**TASK INSTRUCTIONS**
This task calls for copying each line below that contains "Pending".

**DATA FOR THIS TASK**
============================================================

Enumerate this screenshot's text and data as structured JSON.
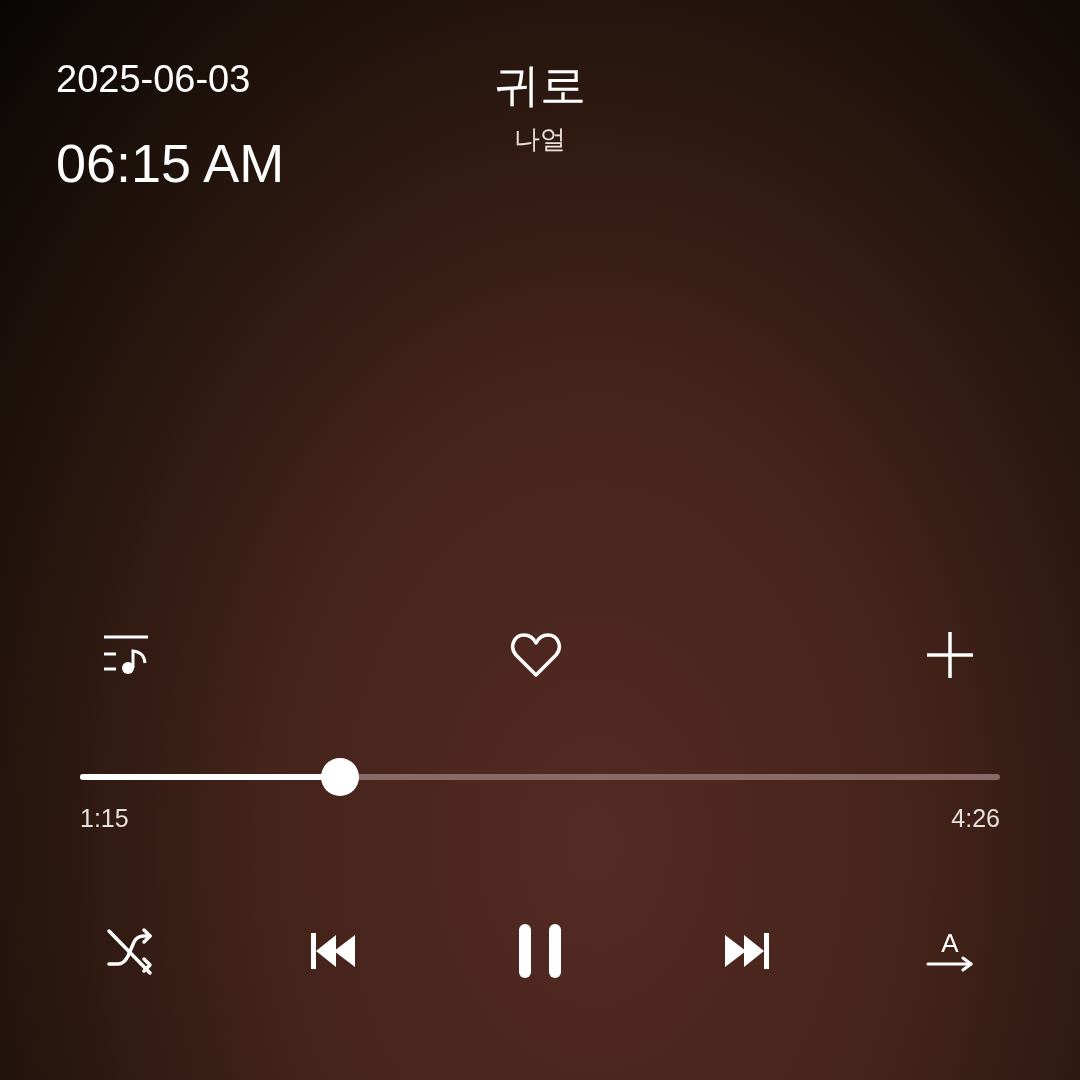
{
  "clock": {
    "date": "2025-06-03",
    "time": "06:15 AM"
  },
  "track": {
    "title": "귀로",
    "artist": "나얼"
  },
  "actions": [
    {
      "kind": "playlist"
    },
    {
      "kind": "like",
      "selected": false
    },
    {
      "kind": "add"
    }
  ],
  "progress": {
    "level": 0.283,
    "elapsed": "1:15",
    "total": "4:26"
  },
  "controls": [
    {
      "kind": "shuffle",
      "selected": false
    },
    {
      "kind": "previous"
    },
    {
      "kind": "pause"
    },
    {
      "kind": "next"
    },
    {
      "kind": "lyrics",
      "label": "A"
    }
  ]
}
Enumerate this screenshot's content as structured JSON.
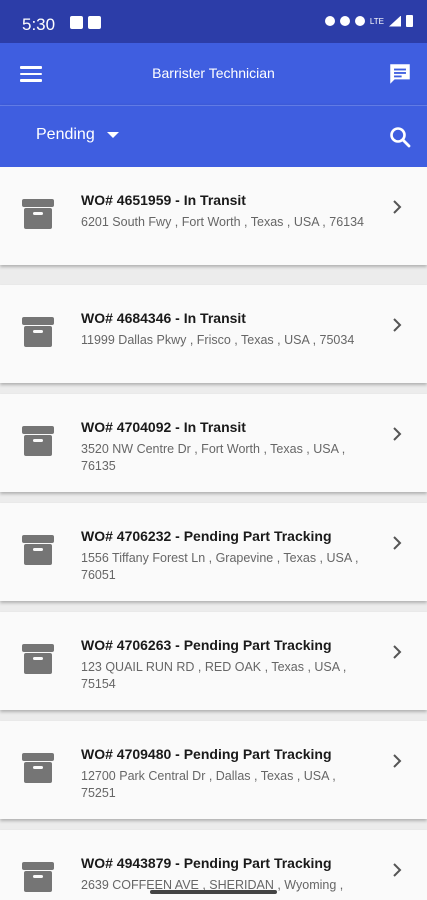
{
  "status_bar": {
    "time": "5:30",
    "network": "LTE"
  },
  "app_bar": {
    "title": "Barrister Technician"
  },
  "filter": {
    "selected": "Pending"
  },
  "work_orders": [
    {
      "title": "WO# 4651959 - In Transit",
      "address": "6201 South Fwy , Fort Worth , Texas , USA , 76134"
    },
    {
      "title": "WO# 4684346 - In Transit",
      "address": "11999 Dallas Pkwy , Frisco , Texas , USA , 75034"
    },
    {
      "title": "WO# 4704092 - In Transit",
      "address": "3520 NW Centre Dr , Fort Worth , Texas , USA , 76135"
    },
    {
      "title": "WO# 4706232 - Pending Part Tracking",
      "address": "1556 Tiffany Forest Ln , Grapevine , Texas , USA , 76051"
    },
    {
      "title": "WO# 4706263 - Pending Part Tracking",
      "address": "123 QUAIL RUN RD , RED OAK , Texas , USA , 75154"
    },
    {
      "title": "WO# 4709480 - Pending Part Tracking",
      "address": "12700 Park Central Dr , Dallas , Texas , USA , 75251"
    },
    {
      "title": "WO# 4943879 - Pending Part Tracking",
      "address": "2639 COFFEEN AVE , SHERIDAN , Wyoming ,"
    }
  ],
  "colors": {
    "primary": "#3f5ee0",
    "status_bar": "#2c3da8",
    "icon_gray": "#757575"
  },
  "icons": {
    "menu": "menu-icon",
    "chat": "chat-icon",
    "search": "search-icon",
    "row": "archive-box-icon",
    "chevron": "chevron-right-icon"
  }
}
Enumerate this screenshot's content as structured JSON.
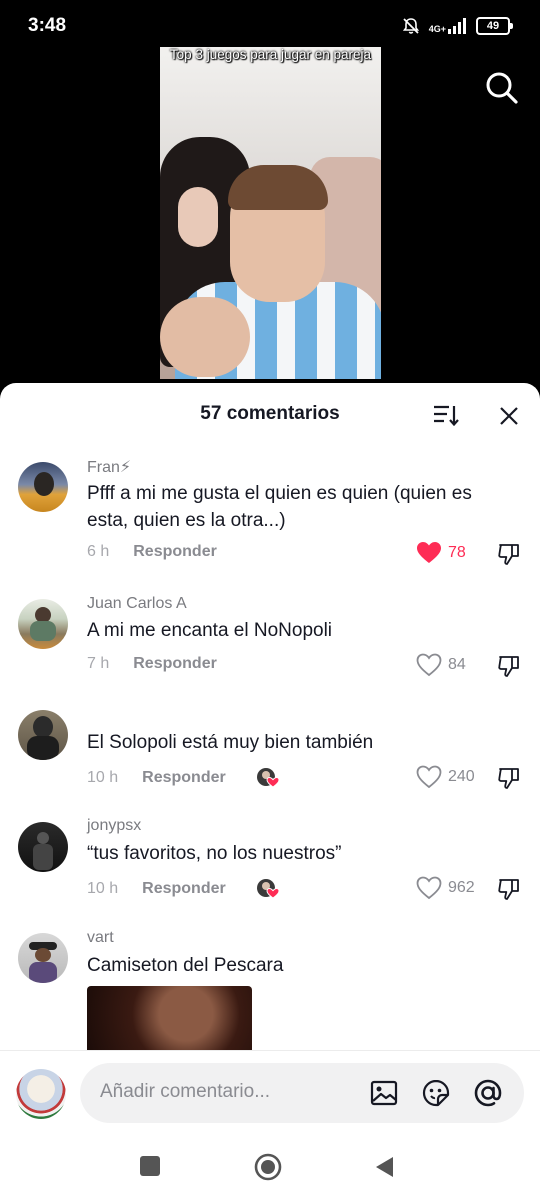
{
  "status_bar": {
    "time": "3:48",
    "network": "4G+",
    "battery": "49"
  },
  "video": {
    "caption": "Top 3 juegos para jugar en pareja"
  },
  "comments_sheet": {
    "title": "57 comentarios",
    "comments": [
      {
        "user": "Fran⚡",
        "text": "Pfff a mi me gusta el quien es quien (quien es esta, quien es la otra...)",
        "time": "6 h",
        "reply_label": "Responder",
        "likes": "78",
        "liked": true
      },
      {
        "user": "Juan Carlos A",
        "text": "A mi me encanta el NoNopoli",
        "time": "7 h",
        "reply_label": "Responder",
        "likes": "84",
        "liked": false
      },
      {
        "user": "",
        "text": "El Solopoli está muy bien también",
        "time": "10 h",
        "reply_label": "Responder",
        "likes": "240",
        "liked": false,
        "creator_liked": true
      },
      {
        "user": "jonypsx",
        "text": "“tus favoritos, no los nuestros”",
        "time": "10 h",
        "reply_label": "Responder",
        "likes": "962",
        "liked": false,
        "creator_liked": true
      },
      {
        "user": "vart",
        "text": "Camiseton del Pescara"
      }
    ]
  },
  "input_bar": {
    "placeholder": "Añadir comentario..."
  },
  "colors": {
    "like_red": "#fe2c55",
    "text_primary": "#161823",
    "text_secondary": "#8a8b91"
  }
}
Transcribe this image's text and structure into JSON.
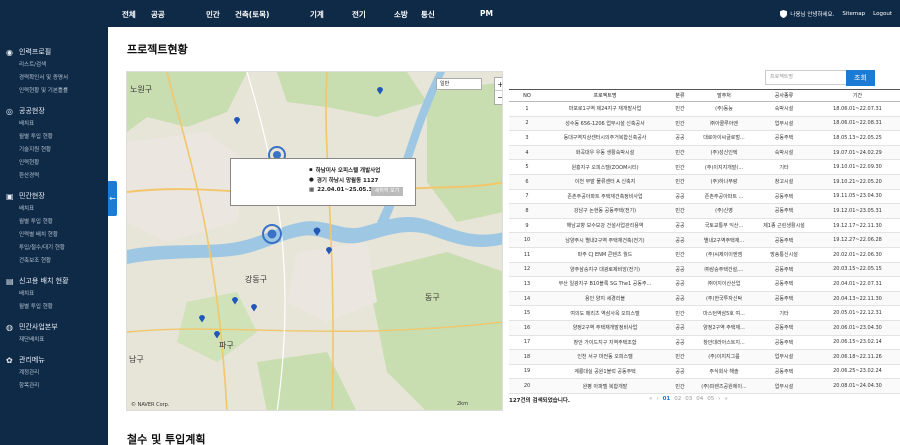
{
  "topnav": {
    "items": [
      "전체",
      "공공",
      "민간",
      "건축(토목)",
      "기계",
      "전기",
      "소방",
      "통신",
      "PM"
    ],
    "user_greeting": "나웅님 안녕하세요.",
    "sitemap": "Sitemap",
    "logout": "Logout"
  },
  "sidebar": {
    "sections": [
      {
        "title": "인력프로필",
        "icon": "user-icon",
        "items": [
          "리스트/검색",
          "경력확인서 및 증명서",
          "인력현황 및 기본틀률"
        ]
      },
      {
        "title": "공공현장",
        "icon": "pin-icon",
        "items": [
          "배치표",
          "월별 투입 현황",
          "기술지원 현황",
          "인력현황",
          "환산경력"
        ]
      },
      {
        "title": "민간현장",
        "icon": "building-icon",
        "items": [
          "배치표",
          "월별 투입 현황",
          "인력별 배치 현황",
          "투입/철수/대기 현황",
          "건축보조 현황"
        ]
      },
      {
        "title": "신고용 배치 현황",
        "icon": "doc-icon",
        "items": [
          "배치표",
          "월별 투입 현황"
        ]
      },
      {
        "title": "민간사업본부",
        "icon": "org-icon",
        "items": [
          "재단배치표"
        ]
      },
      {
        "title": "관리메뉴",
        "icon": "gear-icon",
        "items": [
          "계정관리",
          "항목관리"
        ]
      }
    ],
    "collapse_label": "←"
  },
  "main": {
    "page_title": "프로젝트현황",
    "section_title": "철수 및 투입계획"
  },
  "map": {
    "select_value": "일반",
    "zoom_in": "+",
    "zoom_out": "−",
    "popup": {
      "name": "하남미사 오피스텔 개발사업",
      "address": "경기 하남시 망월동 1127",
      "period": "22.04.01~25.05.30",
      "detail_btn": "세히히 보기"
    },
    "credit": "© NAVER Corp.",
    "scale": "2km",
    "labels": [
      "노원구",
      "성동구",
      "강동구",
      "동구",
      "남구",
      "파구"
    ]
  },
  "table": {
    "search_placeholder": "프로젝트명",
    "search_btn": "조회",
    "headers": [
      "NO",
      "프로젝트명",
      "분류",
      "발주처",
      "공사종류",
      "기간"
    ],
    "rows": [
      [
        "1",
        "마포로1구역 제24지구 재개발사업",
        "민간",
        "(주)동능",
        "숙박시설",
        "18.06.01~22.07.31"
      ],
      [
        "2",
        "성수동 656-1206 업무시설 신축공사",
        "민간",
        "㈜아콜루아엔",
        "업무시설",
        "18.06.01~22.08.31"
      ],
      [
        "3",
        "동대구역지상센터시의주거복합신축공사",
        "공공",
        "대로아이씨글로벌...",
        "공동주택",
        "18.05.13~22.05.25"
      ],
      [
        "4",
        "화곡대우 우동 생활숙박시설",
        "민간",
        "(주)성신인텍",
        "숙박시설",
        "19.07.01~24.02.29"
      ],
      [
        "5",
        "원흥지구 오피스텔(ZOOM시티)",
        "민간",
        "(주)이지지개발(...",
        "기타",
        "19.10.01~22.09.30"
      ],
      [
        "6",
        "이천 부발 물류센터 A 신축지",
        "민간",
        "(주)하나푸랑",
        "창고시설",
        "19.10.21~22.05.20"
      ],
      [
        "7",
        "존촌주공아파트 주택재건축정비사업",
        "공공",
        "존촌주공아파트 ...",
        "공동주택",
        "19.11.05~23.04.30"
      ],
      [
        "8",
        "강남구 논현동 공동주택(전기)",
        "민간",
        "(주)신영",
        "공동주택",
        "19.12.01~23.05.31"
      ],
      [
        "9",
        "해남교향 보수보강 건설사업관리용역",
        "공공",
        "국토교통부 익산...",
        "제1종 근린생활시설",
        "19.12.17~22.11.30"
      ],
      [
        "10",
        "남양주시 별내2구역 주택재건축(전기)",
        "공공",
        "별내2구역주택재...",
        "공동주택",
        "19.12.27~22.06.28"
      ],
      [
        "11",
        "파주 CJ ENM 콘텐츠 월드",
        "민간",
        "(주)씨제이이엔엠",
        "방송통신시설",
        "20.02.01~22.06.30"
      ],
      [
        "12",
        "양주삼숭지구 대광로제비앙(전기)",
        "공공",
        "㈜삼숭주택건설,...",
        "공동주택",
        "20.03.15~22.05.15"
      ],
      [
        "13",
        "부산 일광지구 B10블록 SG The1 공동주...",
        "공공",
        "㈜이지이산산업",
        "공동주택",
        "20.04.01~22.07.31"
      ],
      [
        "14",
        "용인 양지 세경리블",
        "공공",
        "(주)한국투자신탁",
        "공동주택",
        "20.04.13~22.11.30"
      ],
      [
        "15",
        "여의도 메리츠 역삼사옥 오피스텔",
        "민간",
        "마스턴역삼5호 여...",
        "기타",
        "20.05.01~22.12.31"
      ],
      [
        "16",
        "양정2구역 주택재개발정비사업",
        "공공",
        "양정2구역 주택재...",
        "공동주택",
        "20.06.01~23.04.30"
      ],
      [
        "17",
        "창안 가이드지구 지역주택조합",
        "공공",
        "창안대라아스트지...",
        "공동주택",
        "20.06.15~23.02.14"
      ],
      [
        "18",
        "인천 서구 마전동 오피스텔",
        "민간",
        "(주)이지지그룹",
        "업무시설",
        "20.06.18~22.11.26"
      ],
      [
        "19",
        "계룡대실 공원1블럭 공동주택",
        "공공",
        "주식회사 해솔",
        "공동주택",
        "20.06.25~23.02.24"
      ],
      [
        "20",
        "완평 아파텔 복합개발",
        "민간",
        "(주)피렌즈공원에이...",
        "업무시설",
        "20.08.01~24.04.30"
      ]
    ],
    "total_text": "127건의 검색되었습니다.",
    "pager": [
      "«",
      "‹",
      "01",
      "02",
      "03",
      "04",
      "05",
      "›",
      "»"
    ]
  },
  "colors": {
    "navy": "#0f2a47",
    "accent": "#1c7bd4"
  }
}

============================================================

**TASK RESPONSE**
    "selected": "Pending"
      "title": "WO# 4706232 - Pending Part Tracking",
      "title": "WO# 4706263 - Pending Part Tracking",
      "title": "WO# 4709480 - Pending Part Tracking",
      "title": "WO# 4943879 - Pending Part Tracking",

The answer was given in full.